TASK DIRECTIONS: Filter the records below, keeping only lines with the string "Донецкий".

DATASET EXCERPTS:
Start of Block

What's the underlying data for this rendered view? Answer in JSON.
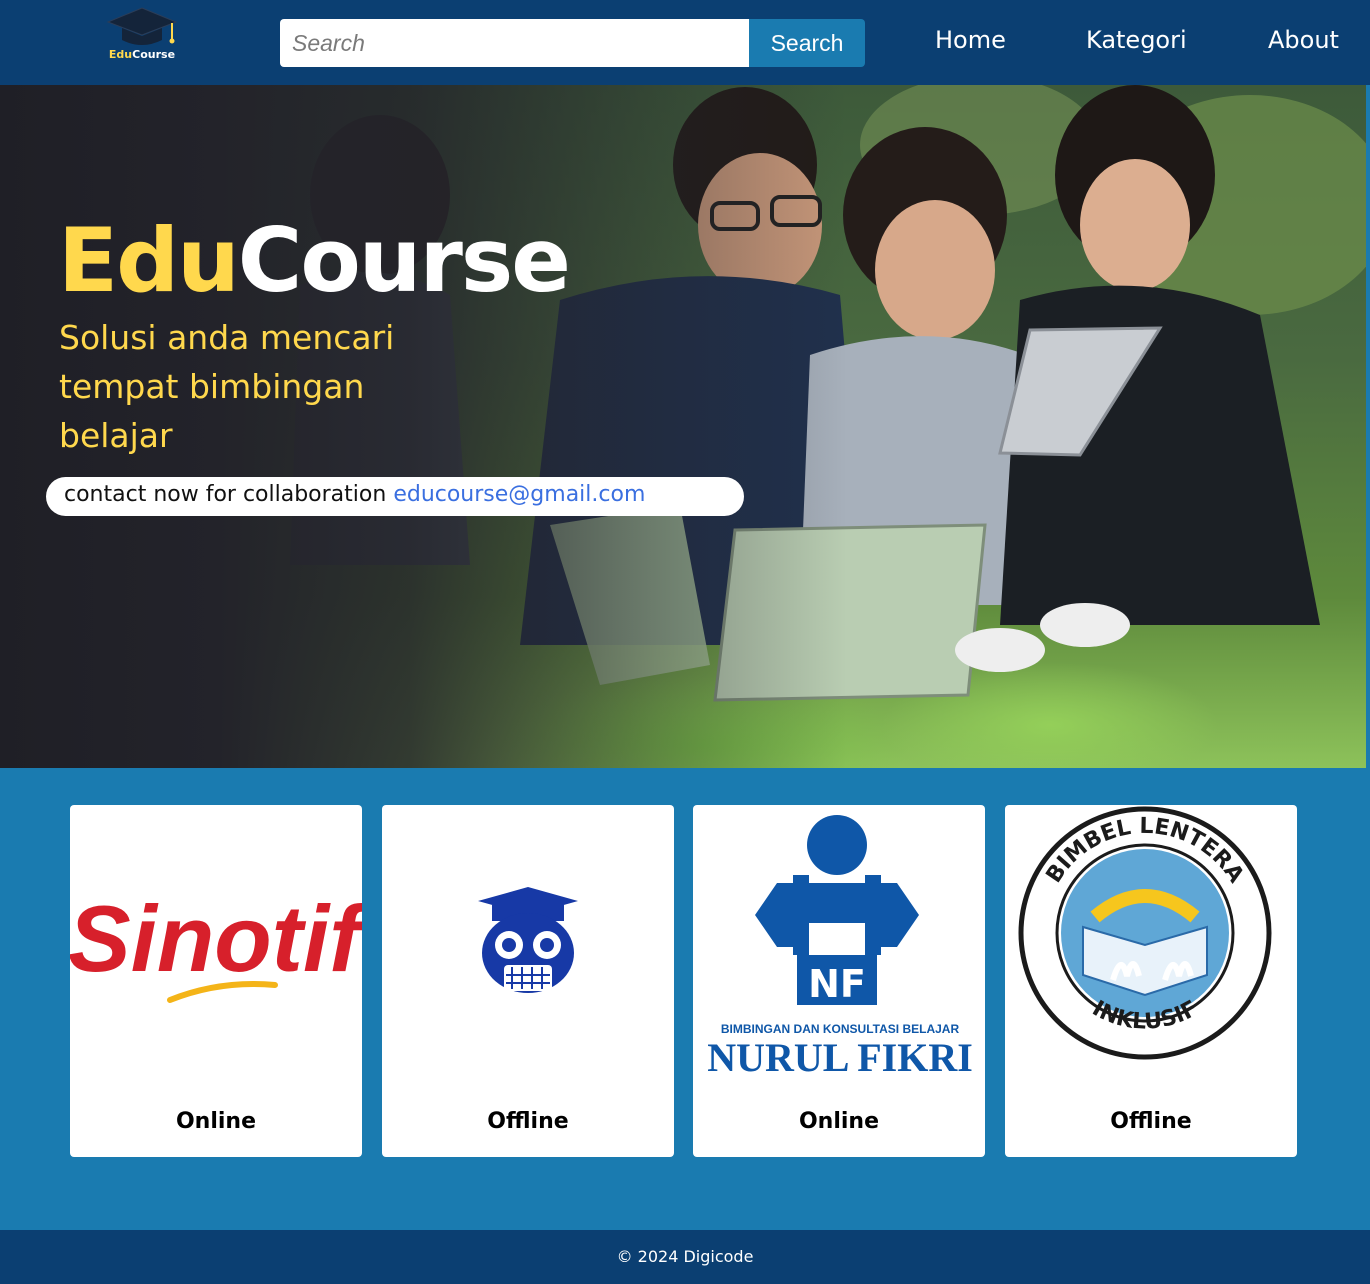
{
  "navbar": {
    "logo": {
      "icon": "graduation-cap-icon",
      "text_edu": "Edu",
      "text_course": "Course"
    },
    "search": {
      "placeholder": "Search",
      "value": "",
      "button_label": "Search"
    },
    "links": [
      {
        "label": "Home"
      },
      {
        "label": "Kategori"
      },
      {
        "label": "About"
      }
    ]
  },
  "hero": {
    "title_edu": "Edu",
    "title_course": "Course",
    "subtitle": "Solusi anda mencari tempat bimbingan belajar",
    "contact_text": "contact now for collaboration",
    "contact_email": "educourse@gmail.com"
  },
  "cards": [
    {
      "logo_text": "Sinotif",
      "logo_name": "sinotif-logo",
      "mode": "Online"
    },
    {
      "logo_name": "owl-graduate-logo",
      "mode": "Offline"
    },
    {
      "logo_caption": "BIMBINGAN DAN KONSULTASI BELAJAR",
      "logo_title": "NURUL FIKRI",
      "logo_mark": "NF",
      "logo_name": "nurul-fikri-logo",
      "mode": "Online"
    },
    {
      "logo_ring_top": "BIMBEL LENTERA",
      "logo_ring_bottom": "INKLUSIF",
      "logo_name": "bimbel-lentera-logo",
      "mode": "Offline"
    }
  ],
  "footer": {
    "text": "© 2024 Digicode"
  },
  "colors": {
    "navbar_bg": "#0b3f72",
    "page_bg": "#1a7bb0",
    "accent_yellow": "#ffd84d",
    "email_link": "#3a6fe0"
  }
}
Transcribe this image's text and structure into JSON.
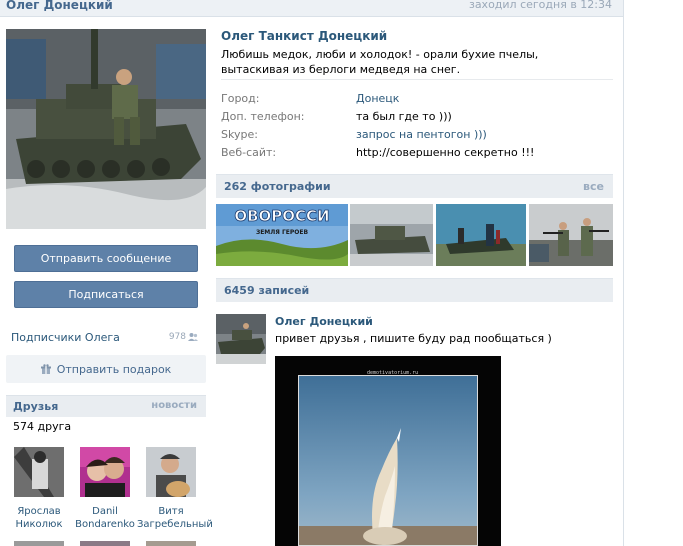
{
  "header": {
    "name": "Олег Донецкий",
    "online": "заходил сегодня в 12:34"
  },
  "left": {
    "send_message": "Отправить сообщение",
    "subscribe": "Подписаться",
    "subscribers_label": "Подписчики Олега",
    "subscribers_count": "978",
    "gift": "Отправить подарок",
    "friends_title": "Друзья",
    "friends_news": "новости",
    "friends_count": "574 друга",
    "friends": [
      {
        "first": "Ярослав",
        "last": "Николюк"
      },
      {
        "first": "Danil",
        "last": "Bondarenko"
      },
      {
        "first": "Витя",
        "last": "Загребельный"
      }
    ]
  },
  "profile": {
    "full_name": "Олег Танкист Донецкий",
    "status": "Любишь медок, люби и холодок! - орали бухие пчелы, вытаскивая из берлоги медведя на снег.",
    "info": [
      {
        "label": "Город:",
        "value": "Донецк",
        "link": true
      },
      {
        "label": "Доп. телефон:",
        "value": "та был где то )))",
        "link": false
      },
      {
        "label": "Skype:",
        "value": "запрос на пентогон )))",
        "link": true
      },
      {
        "label": "Веб-сайт:",
        "value": "http://совершенно секретно !!!",
        "link": false
      }
    ]
  },
  "photos": {
    "title": "262 фотографии",
    "all": "все",
    "banner_big": "ОВОРОССИ",
    "banner_small": "ЗЕМЛЯ ГЕРОЕВ"
  },
  "wall": {
    "title": "6459 записей",
    "post_author": "Олег Донецкий",
    "post_text": "привет друзья , пишите буду рад пообщаться )",
    "image_caption": "demotivatorium.ru"
  },
  "colors": {
    "link": "#2b587a",
    "header_text": "#45688e",
    "button": "#5e81a8",
    "section_bg": "#e9edf1",
    "muted": "#9aabbf"
  }
}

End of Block

RESULT BELOW:
    "name": "Олег Донецкий",
    "full_name": "Олег Танкист Донецкий",
    "post_author": "Олег Донецкий",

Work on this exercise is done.